More recently, while on a date to an avant-garde dance performance in Saigon, I found myself doing the same thing, thinking that it was okay for an amateur student group but when I was a grad student near New York City I saw world class dance performances for the same price (with a student discount). I noted to my date that having experienced the best makes it harder to enjoy something less.
This habit is really annoying for my companions, and recently I’ve come to realize how much it detracts from my own enjoyment of an experience. Comparing each new destination to a previous ideal beach, mountain, wine or cuisine makes it much harder to completely enjoy new experiences as they come.
As I’ve noted in other posts, I’ve really come around to the Buddhist perspective that our enjoyment and happiness depends mainly on the way we think about our experiences, not on the experiences themselves. And evaluating and ranking is not a good way to savor the time in each new destination. Wherever we are in our travels or in our daily lives is where we are. With an outlook of calm, open acceptance there’s always something to appreciate.
Over time I’ve gotten better at this. Last month I spent three days on Phu Quoc, a Vietnamese island directly south of Cambodia in the Gulf of Thailand. It’s a great destination for Vietnamese or foreign residents of Vietnam who don’t have a lot of time or money to travel to other beach destinations in Southeast Asia. On the other hand, if you’re looking for great beach recommendations in the region, I can’t give Phu Quoc the highest endorsement. I would point you instead toward some places in Bali or Thailand.
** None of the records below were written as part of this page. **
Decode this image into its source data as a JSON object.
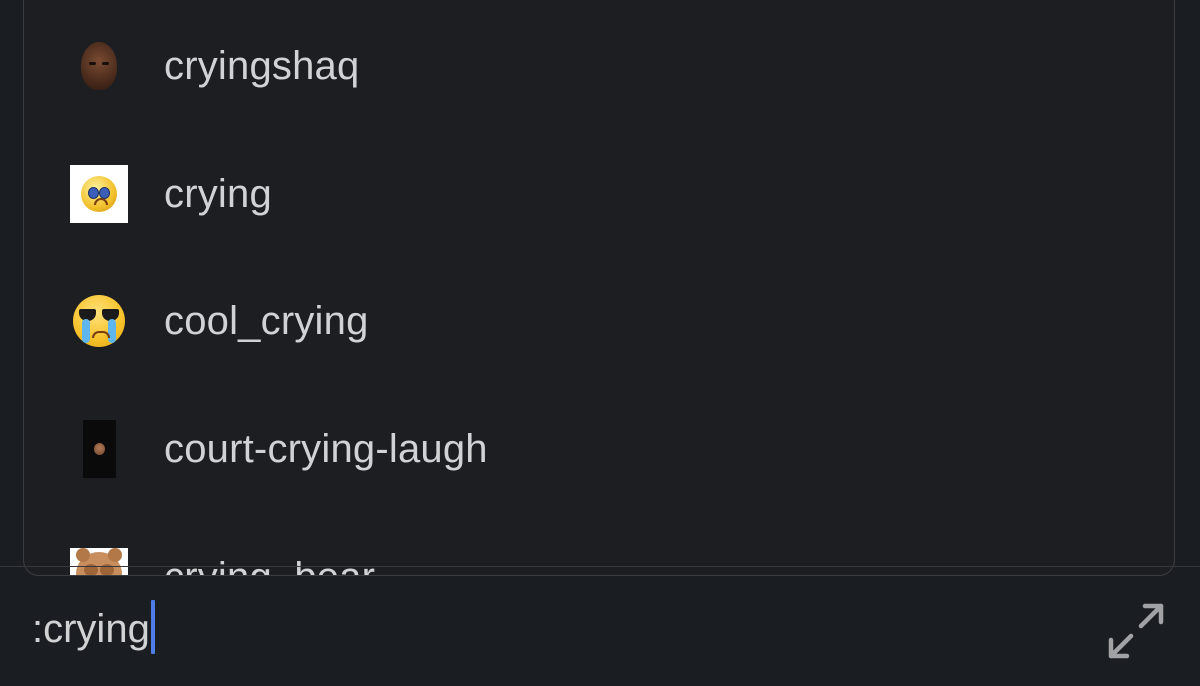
{
  "emoji_suggestions": {
    "items": [
      {
        "name": "cryingshaq",
        "icon": "crying-shaq-icon"
      },
      {
        "name": "crying",
        "icon": "crying-face-icon"
      },
      {
        "name": "cool_crying",
        "icon": "cool-crying-face-icon"
      },
      {
        "name": "court-crying-laugh",
        "icon": "court-crying-laugh-icon"
      },
      {
        "name": "crying_bear",
        "icon": "crying-bear-icon"
      }
    ]
  },
  "composer": {
    "input_value": ":crying",
    "expand_icon": "expand-arrows-icon",
    "caret_color": "#4f7de8"
  },
  "colors": {
    "background": "#1a1d21",
    "popup_background": "#1d1e22",
    "text": "#d1d2d3",
    "icon": "#a0a2a6"
  }
}
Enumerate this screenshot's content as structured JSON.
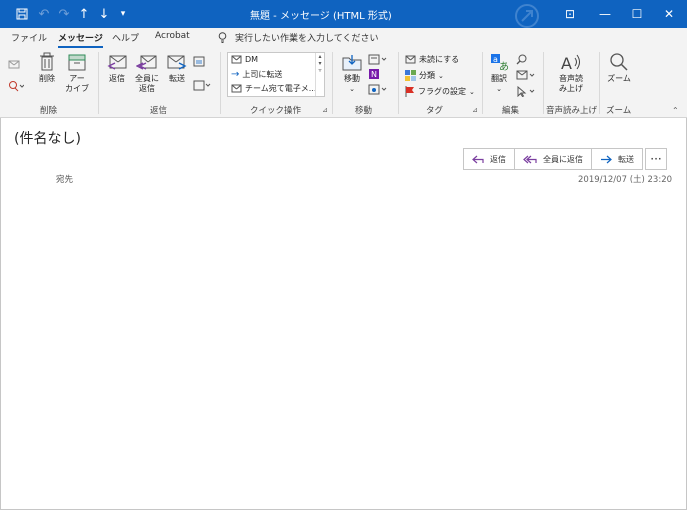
{
  "window": {
    "title": "無題 - メッセージ (HTML 形式)",
    "controls": {
      "ribbon_display": "⊡",
      "minimize": "—",
      "maximize": "☐",
      "close": "✕"
    }
  },
  "quick_access": [
    "save-icon",
    "undo-icon",
    "redo-icon",
    "up-arrow-icon",
    "down-arrow-icon",
    "customize-icon"
  ],
  "tabs": [
    "ファイル",
    "メッセージ",
    "ヘルプ",
    "Acrobat"
  ],
  "active_tab": "メッセージ",
  "tell_me": "実行したい作業を入力してください",
  "ribbon": {
    "delete_group": {
      "label": "削除",
      "delete": "削除",
      "archive_line1": "アー",
      "archive_line2": "カイブ"
    },
    "respond_group": {
      "label": "返信",
      "reply": "返信",
      "reply_all_line1": "全員に",
      "reply_all_line2": "返信",
      "forward": "転送"
    },
    "quick_steps": {
      "label": "クイック操作",
      "items": [
        "DM",
        "上司に転送",
        "チーム宛て電子メ..."
      ]
    },
    "move_group": {
      "label": "移動",
      "move": "移動"
    },
    "tags_group": {
      "label": "タグ",
      "unread": "未読にする",
      "categorize": "分類",
      "flag": "フラグの設定"
    },
    "editing_group": {
      "label": "編集",
      "translate": "翻訳"
    },
    "speech_group": {
      "label": "音声読み上げ",
      "read_line1": "音声読",
      "read_line2": "み上げ"
    },
    "zoom_group": {
      "label": "ズーム",
      "zoom": "ズーム"
    }
  },
  "message": {
    "subject": "(件名なし)",
    "to_label": "宛先",
    "date": "2019/12/07 (土) 23:20",
    "actions": {
      "reply": "返信",
      "reply_all": "全員に返信",
      "forward": "転送",
      "more": "···"
    }
  },
  "colors": {
    "title_bar": "#0f63c0",
    "accent": "#0f63c0",
    "ribbon_bg": "#f3f3f3"
  }
}
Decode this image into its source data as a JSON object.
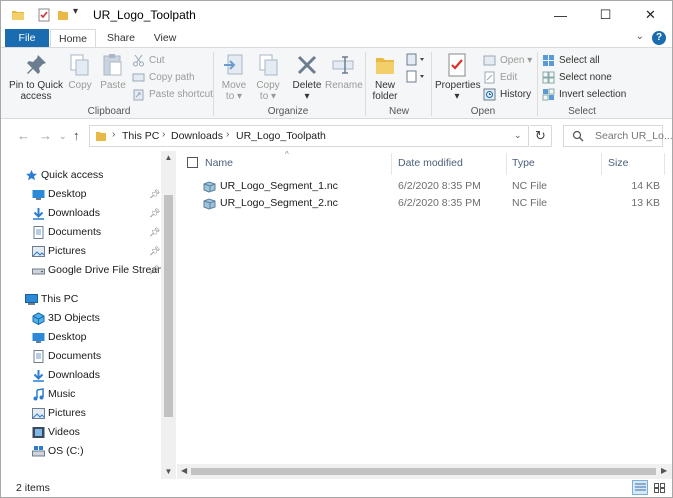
{
  "window": {
    "title": "UR_Logo_Toolpath",
    "controls": [
      "—",
      "☐",
      "✕"
    ]
  },
  "ribbon": {
    "tabs": [
      "File",
      "Home",
      "Share",
      "View"
    ],
    "clipboard": {
      "label": "Clipboard",
      "pin_line1": "Pin to Quick",
      "pin_line2": "access",
      "copy": "Copy",
      "paste": "Paste",
      "cut": "Cut",
      "copy_path": "Copy path",
      "paste_shortcut": "Paste shortcut"
    },
    "organize": {
      "label": "Organize",
      "move_line1": "Move",
      "move_line2": "to ▾",
      "copy_line1": "Copy",
      "copy_line2": "to ▾",
      "delete_line1": "Delete",
      "delete_line2": "▾",
      "rename": "Rename"
    },
    "new": {
      "label": "New",
      "folder_line1": "New",
      "folder_line2": "folder"
    },
    "open": {
      "label": "Open",
      "properties_line1": "Properties",
      "properties_line2": "▾",
      "open": "Open ▾",
      "edit": "Edit",
      "history": "History"
    },
    "select": {
      "label": "Select",
      "select_all": "Select all",
      "select_none": "Select none",
      "invert": "Invert selection"
    }
  },
  "address": {
    "crumbs": [
      "This PC",
      "Downloads",
      "UR_Logo_Toolpath"
    ],
    "search_placeholder": "Search UR_Lo..."
  },
  "nav_pane": {
    "quick_access": "Quick access",
    "quick_items": [
      "Desktop",
      "Downloads",
      "Documents",
      "Pictures",
      "Google Drive File Stream"
    ],
    "this_pc": "This PC",
    "pc_items": [
      "3D Objects",
      "Desktop",
      "Documents",
      "Downloads",
      "Music",
      "Pictures",
      "Videos",
      "OS (C:)"
    ]
  },
  "file_list": {
    "columns": [
      "Name",
      "Date modified",
      "Type",
      "Size"
    ],
    "rows": [
      {
        "name": "UR_Logo_Segment_1.nc",
        "date": "6/2/2020 8:35 PM",
        "type": "NC File",
        "size": "14 KB"
      },
      {
        "name": "UR_Logo_Segment_2.nc",
        "date": "6/2/2020 8:35 PM",
        "type": "NC File",
        "size": "13 KB"
      }
    ]
  },
  "status": {
    "count": "2 items"
  },
  "colors": {
    "file_tab": "#1a6cb0",
    "folder": "#e8b945",
    "accent_blue": "#1a6cb0"
  }
}
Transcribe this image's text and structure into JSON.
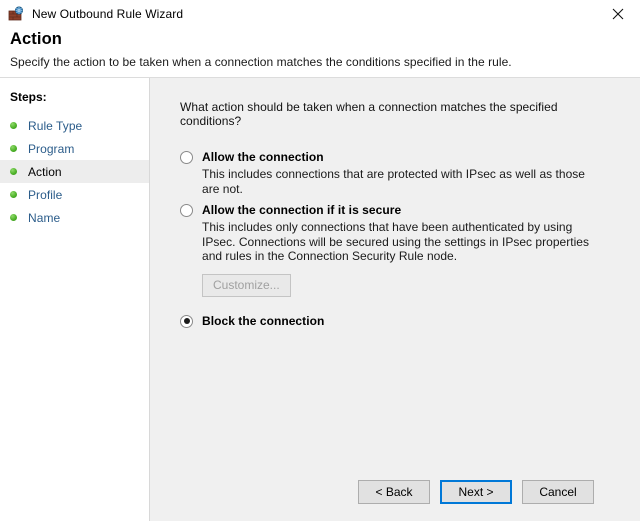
{
  "window": {
    "title": "New Outbound Rule Wizard",
    "icon": "firewall-globe-icon",
    "close_label": "✕"
  },
  "header": {
    "title": "Action",
    "subtitle": "Specify the action to be taken when a connection matches the conditions specified in the rule."
  },
  "sidebar": {
    "heading": "Steps:",
    "items": [
      {
        "label": "Rule Type",
        "active": false
      },
      {
        "label": "Program",
        "active": false
      },
      {
        "label": "Action",
        "active": true
      },
      {
        "label": "Profile",
        "active": false
      },
      {
        "label": "Name",
        "active": false
      }
    ]
  },
  "main": {
    "question": "What action should be taken when a connection matches the specified conditions?",
    "options": [
      {
        "title": "Allow the connection",
        "description": "This includes connections that are protected with IPsec as well as those are not.",
        "selected": false
      },
      {
        "title": "Allow the connection if it is secure",
        "description": "This includes only connections that have been authenticated by using IPsec.  Connections will be secured using the settings in IPsec properties and rules in the Connection Security Rule node.",
        "selected": false,
        "customize_label": "Customize...",
        "customize_disabled": true
      },
      {
        "title": "Block the connection",
        "description": "",
        "selected": true
      }
    ]
  },
  "footer": {
    "back_label": "< Back",
    "next_label": "Next >",
    "cancel_label": "Cancel"
  },
  "colors": {
    "accent": "#0078d7",
    "link": "#2b5c8a",
    "content_bg": "#f0f0f0",
    "step_bullet": "#4fb32a"
  }
}
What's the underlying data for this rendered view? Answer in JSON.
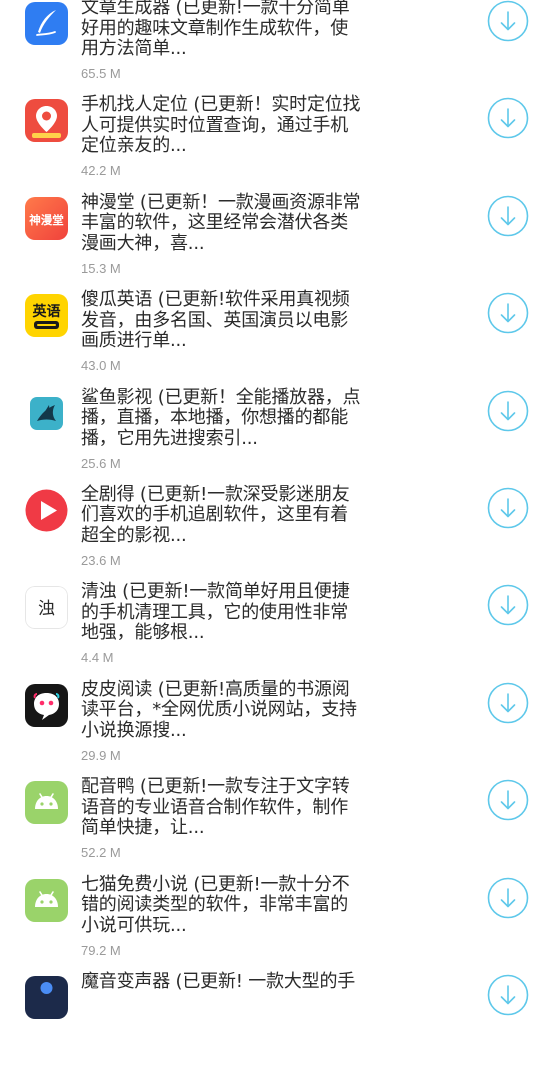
{
  "apps": [
    {
      "description": "文章生成器 (已更新!一款十分简单\n好用的趣味文章制作生成软件，使\n用方法简单...",
      "size": "65.5 M",
      "icon": "quill-pen-icon",
      "icon_text": ""
    },
    {
      "description": "手机找人定位 (已更新！实时定位找\n人可提供实时位置查询，通过手机\n定位亲友的...",
      "size": "42.2 M",
      "icon": "location-pin-icon",
      "icon_text": ""
    },
    {
      "description": "神漫堂 (已更新！一款漫画资源非常\n丰富的软件，这里经常会潜伏各类\n漫画大神，喜...",
      "size": "15.3 M",
      "icon": "shenmantang-logo-icon",
      "icon_text": "神漫堂"
    },
    {
      "description": "傻瓜英语 (已更新!软件采用真视频\n发音，由多名国、英国演员以电影\n画质进行单...",
      "size": "43.0 M",
      "icon": "english-vocab-icon",
      "icon_text": "英语"
    },
    {
      "description": "鲨鱼影视 (已更新！全能播放器，点\n播，直播，本地播，你想播的都能\n播，它用先进搜索引...",
      "size": "25.6 M",
      "icon": "shark-icon",
      "icon_text": ""
    },
    {
      "description": "全剧得 (已更新!一款深受影迷朋友\n们喜欢的手机追剧软件，这里有着\n超全的影视...",
      "size": "23.6 M",
      "icon": "play-button-icon",
      "icon_text": ""
    },
    {
      "description": "清浊 (已更新!一款简单好用且便捷\n的手机清理工具，它的使用性非常\n地强，能够根...",
      "size": "4.4 M",
      "icon": "qingzhuo-icon",
      "icon_text": "浊"
    },
    {
      "description": "皮皮阅读 (已更新!高质量的书源阅\n读平台，*全网优质小说网站，支持\n小说换源搜...",
      "size": "29.9 M",
      "icon": "chat-bubble-face-icon",
      "icon_text": ""
    },
    {
      "description": "配音鸭 (已更新!一款专注于文字转\n语音的专业语音合制作软件，制作\n简单快捷，让...",
      "size": "52.2 M",
      "icon": "android-icon",
      "icon_text": ""
    },
    {
      "description": "七猫免费小说 (已更新!一款十分不\n错的阅读类型的软件，非常丰富的\n小说可供玩...",
      "size": "79.2 M",
      "icon": "android-icon",
      "icon_text": ""
    },
    {
      "description": "魔音变声器 (已更新! 一款大型的手",
      "size": "",
      "icon": "app-icon-dark",
      "icon_text": ""
    }
  ],
  "colors": {
    "accent": "#5ec8ea",
    "text": "#2b2b2b",
    "size_text": "#9a9a9a"
  }
}
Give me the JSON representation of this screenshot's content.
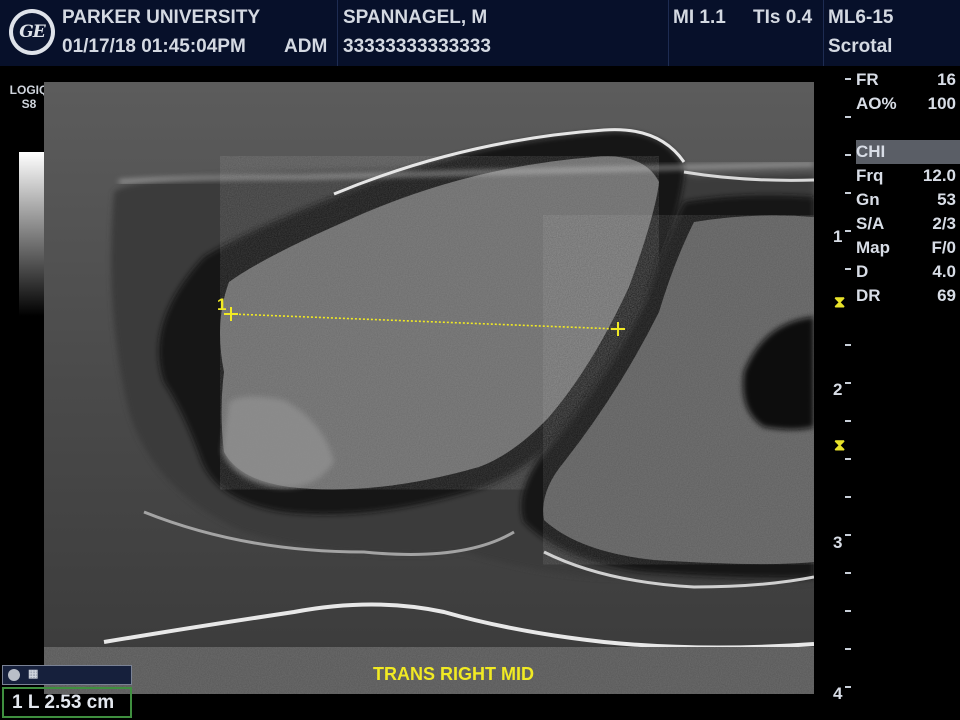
{
  "header": {
    "institution": "PARKER UNIVERSITY",
    "datetime": "01/17/18 01:45:04PM",
    "operator": "ADM",
    "patient_name": "SPANNAGEL, M",
    "patient_id": "33333333333333",
    "mi": "MI 1.1",
    "tis": "TIs 0.4",
    "probe": "ML6-15",
    "preset": "Scrotal",
    "logo_text": "GE"
  },
  "device": {
    "line1": "LOGIQ",
    "line2": "S8"
  },
  "params": [
    {
      "key": "FR",
      "value": "16"
    },
    {
      "key": "AO%",
      "value": "100"
    },
    {
      "key": "",
      "value": ""
    },
    {
      "key": "CHI",
      "value": "",
      "highlight": true
    },
    {
      "key": "Frq",
      "value": "12.0"
    },
    {
      "key": "Gn",
      "value": "53"
    },
    {
      "key": "S/A",
      "value": "2/3"
    },
    {
      "key": "Map",
      "value": "F/0"
    },
    {
      "key": "D",
      "value": "4.0"
    },
    {
      "key": "DR",
      "value": "69"
    }
  ],
  "depth_scale": {
    "labels": [
      "1",
      "2",
      "3",
      "4"
    ],
    "max_cm": 4.0
  },
  "caliper": {
    "index": "1"
  },
  "annotation": "TRANS RIGHT MID",
  "measurement": {
    "index": "1",
    "type": "L",
    "value": "2.53 cm"
  },
  "colors": {
    "header_bg": "#07102a",
    "annotation": "#f1ea23",
    "measurement_border": "#3f8f3f",
    "focal_marker": "#e8e22a"
  },
  "icons": [
    "ge-logo",
    "toggle-circle-icon",
    "probe-icon",
    "focal-zone-marker"
  ]
}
The beach I stayed on in Phu Quoc (Ong Lang) was clean, beautiful and quiet. If you like spending your entire holiday on the beach it’s perfect. As I’ve mentioned in another post though I like to get out and explore. Like many places in Southeast Asia, Phu Quoc has tremendous natural beauty but the island has a big trash problem – there’s no system in place for garbage and locals tend to throw it anywhere they can. When I motorbiked around other parts of the island a lot of the natural beauty was marred by garbage (you can see a bit of this in a couple of the photos below).
On the other hand, almost anywhere in this part of the world you have great weather, friendly people and delicious food. Phu Quoc is famous for its seafood. And the beach itself was quite nice (mainly because the hotels there have a large incentive to keep it clean). The fact is that even second tier islands and beaches in Southeast Asia are actually quite nice. If the alternative was marriage and a mortgage in Kansas, I’d take life on Phu Quoc any day!
Happily, while traveling there, I mostly avoided comparing it unfavorably to the very best beaches and islands I’ve seen in my travels. By savoring the time I was there without evaluating it in comparison to previous destinations, it was a really enjoyable three days.
Here are my favorite photos of my time in Phu Quoc.